Space rock Bennu Promises Pristine ET Material From Space, Might Reveal Signs of Alien Life_ NASA

Space rock Bennu Promises Pristine ET Material From Space, Might Reveal Signs of Alien Life: NASA

Social Buzz
SHARE THIS POST

Researchers on the mission are confident that hydrated minerals and natural material will probably be available in the gathered example, at last uncovering a few indications of life in the outside world. 

As a NASA rocket prepares for the noteworthy second to snatch an example from space rock Bennu’s surface on October 20, this perfect leftover from the beginning of our nearby planetary group offers more than what meets the eye. 

NASA’s first mission to restore an example from an antiquated space rock – the Origins, Resource Identification, Spectral Interpretation, Security-Regolith Explorer, or OSIRIS-Rex – is a seven-year-long journey set to close upon the conveyance to Earth or in any event 60 grams and, conceivably, up to very nearly 2 kgs of the test. 

It vows to be the most significant measure of extraterrestrial material brought back from space since the Apollo period. 

Researchers on the mission are confident that hydrated minerals and natural material will probably be available in the gathered example, at last uncovering a few indications of life in the outside world. 

Bennu is named a B-type space rock, which implies it contains a great deal of carbon in and alongside its different minerals, NASA said in an announcement. 

Bennu is a carbonaceous space rock that hasn’t gone through unprecedented, piece adjusting change, implying that on and underneath its more profound than-completely dark surface are synthetic substances and gravel from the introduction of the nearby planetary group. 

Bennu has been (generally) undisturbed for billions of years. 

Not exclusively is it advantageously close and carbonaceous, it is likewise so crude that researchers determined it framed in the initial 10 million years of our nearby planetary group’s set of experiences – over 4.5 billion years back. 

Is Bennu space junk or logical fortune? 

While “rubble heap” seems like an affront, it’s a simple space science arrangement. 

“Rubble-heap space rocks like Bennu are divine bodies produced using bunches of bits of rough flotsam and jetsam that gravity compacted together,” as per NASA. 

Bennu is an early stage curio saved in the vacuum of room, circling among planets and moons and space rocks and comets. 

Since it is so old, Bennu could be made of a material containing particles that were available when life originally framed on Earth. 

All Earth living things depend on chains of carbon iotas fortified with oxygen, hydrogen, nitrogen and different components. Notwithstanding, natural material like the caring researchers would like to discover in an example from Bennu doesn’t consistently originate from science. 

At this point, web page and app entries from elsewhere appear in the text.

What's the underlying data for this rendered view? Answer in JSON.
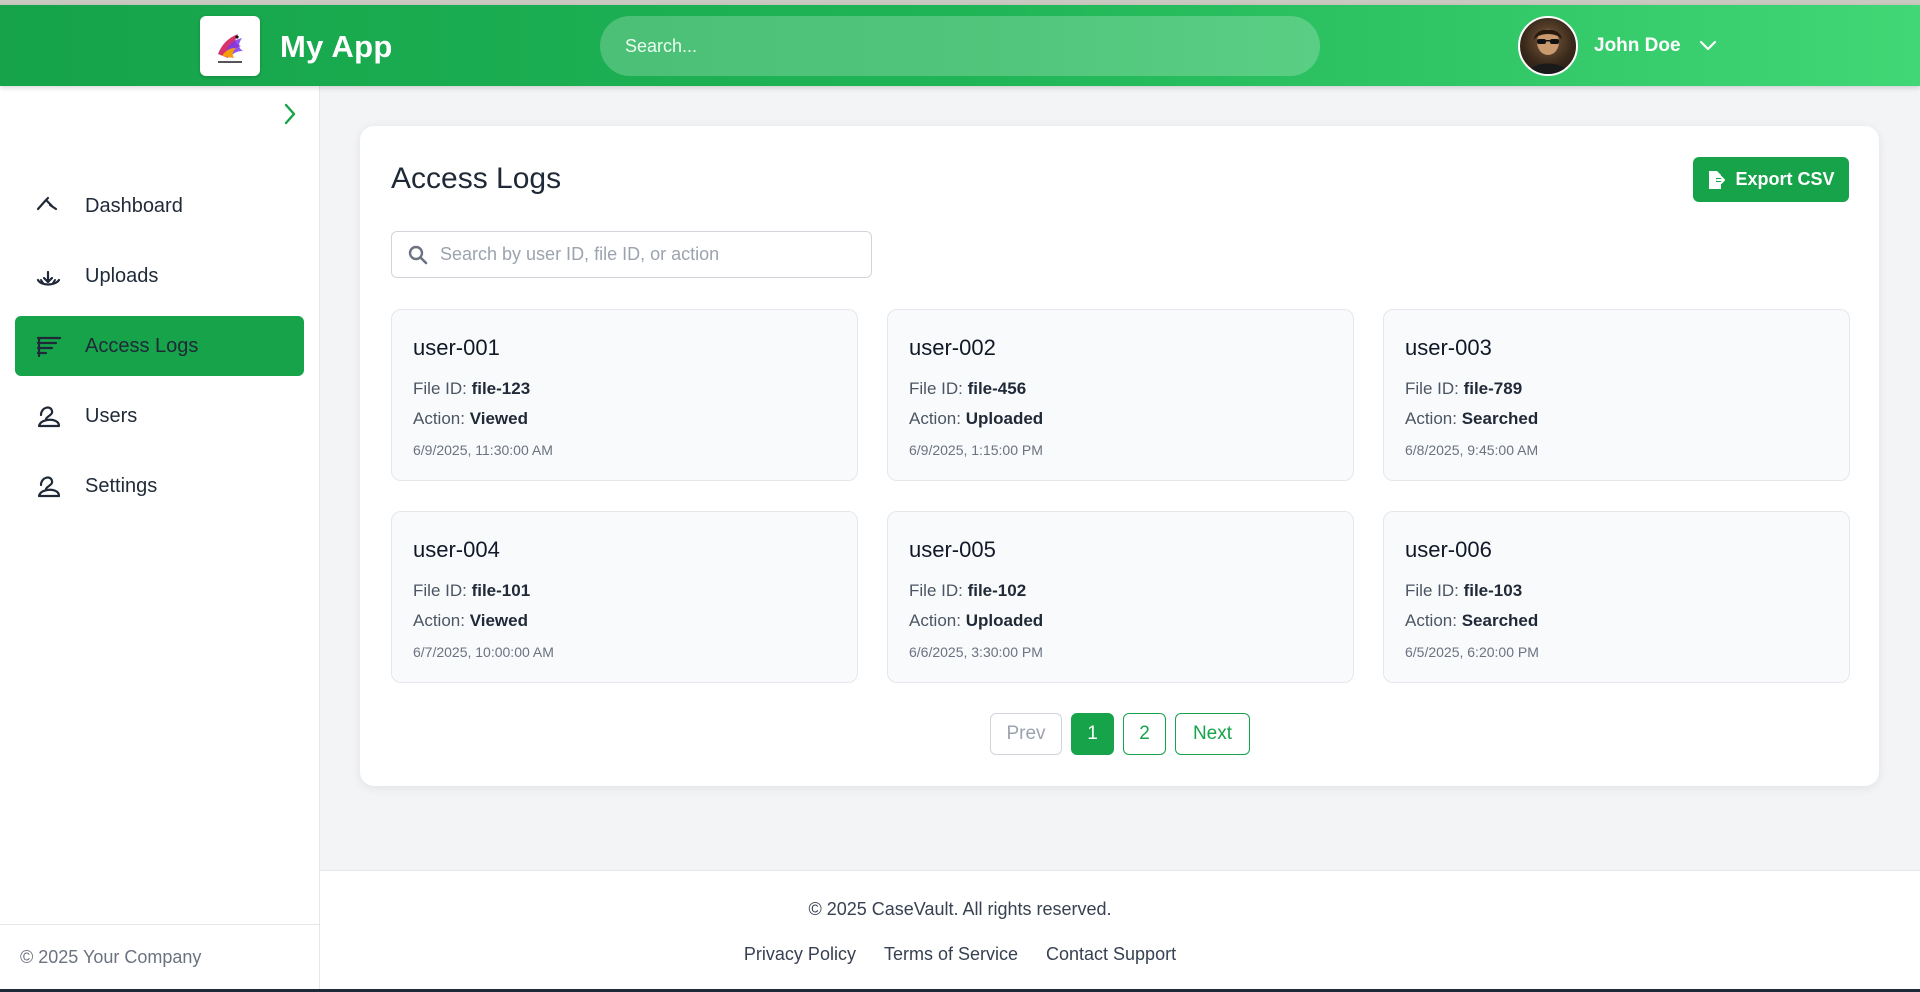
{
  "header": {
    "app_title": "My App",
    "search_placeholder": "Search...",
    "user_name": "John Doe"
  },
  "sidebar": {
    "items": [
      {
        "label": "Dashboard",
        "icon": "dashboard-icon",
        "active": false
      },
      {
        "label": "Uploads",
        "icon": "uploads-icon",
        "active": false
      },
      {
        "label": "Access Logs",
        "icon": "access-logs-icon",
        "active": true
      },
      {
        "label": "Users",
        "icon": "users-icon",
        "active": false
      },
      {
        "label": "Settings",
        "icon": "settings-icon",
        "active": false
      }
    ],
    "footer": "© 2025 Your Company"
  },
  "main": {
    "title": "Access Logs",
    "export_label": "Export CSV",
    "search_placeholder": "Search by user ID, file ID, or action",
    "file_id_label": "File ID:",
    "action_label": "Action:",
    "logs": [
      {
        "user": "user-001",
        "file_id": "file-123",
        "action": "Viewed",
        "time": "6/9/2025, 11:30:00 AM"
      },
      {
        "user": "user-002",
        "file_id": "file-456",
        "action": "Uploaded",
        "time": "6/9/2025, 1:15:00 PM"
      },
      {
        "user": "user-003",
        "file_id": "file-789",
        "action": "Searched",
        "time": "6/8/2025, 9:45:00 AM"
      },
      {
        "user": "user-004",
        "file_id": "file-101",
        "action": "Viewed",
        "time": "6/7/2025, 10:00:00 AM"
      },
      {
        "user": "user-005",
        "file_id": "file-102",
        "action": "Uploaded",
        "time": "6/6/2025, 3:30:00 PM"
      },
      {
        "user": "user-006",
        "file_id": "file-103",
        "action": "Searched",
        "time": "6/5/2025, 6:20:00 PM"
      }
    ],
    "pagination": {
      "prev": "Prev",
      "pages": [
        "1",
        "2"
      ],
      "current": "1",
      "next": "Next"
    }
  },
  "footer": {
    "copyright": "© 2025 CaseVault. All rights reserved.",
    "links": [
      "Privacy Policy",
      "Terms of Service",
      "Contact Support"
    ]
  },
  "colors": {
    "primary": "#16a34a",
    "header_gradient_end": "#41d776",
    "background": "#f3f4f6"
  }
}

“It would, however, further researchers’ hunt to reveal the job space rocks wealthy in organics engaged in catalyzing life upon Earth,” the US space office noted. 

OSIRIS-REx will leave Bennu in 2021 and convey the example to Earth on September 24, 2023

“Extraterrestrial gems sounds incredible, and Bennu is probably going to be wealthy in platinum and gold contrasted with the normal outside layer on Earth,” NASA said. 

Intently contemplating this space rock will offer responses to inquiries concerning whether space rock mining during profound space investigation and travel is possible. 

Albeit uncommon metals draw in the most consideration, water is probably going to be the most significant asset in Bennu. 

Given the significant expense of moving material into space, if space explorers can separate water from a space rock forever backing and fuel, the astronomical past is nearer than any time in recent memory to being human-open. 

Early Earth-based perceptions of the space rock recommended it had a smooth surface with a regolith (the top layer of free, unconsolidated material) made out of particles, not precisely an inch (several centimetres) huge – probably. 

Bennu was marked in 2013 by a nine-year-old kid from North Carolina who won the Name that Asteroid! Rivalry, a coordinated effort between the mission, the Planetary Society, and the LINEAR space rock review that found Bennu.


SHARE THIS POST

Leave a Reply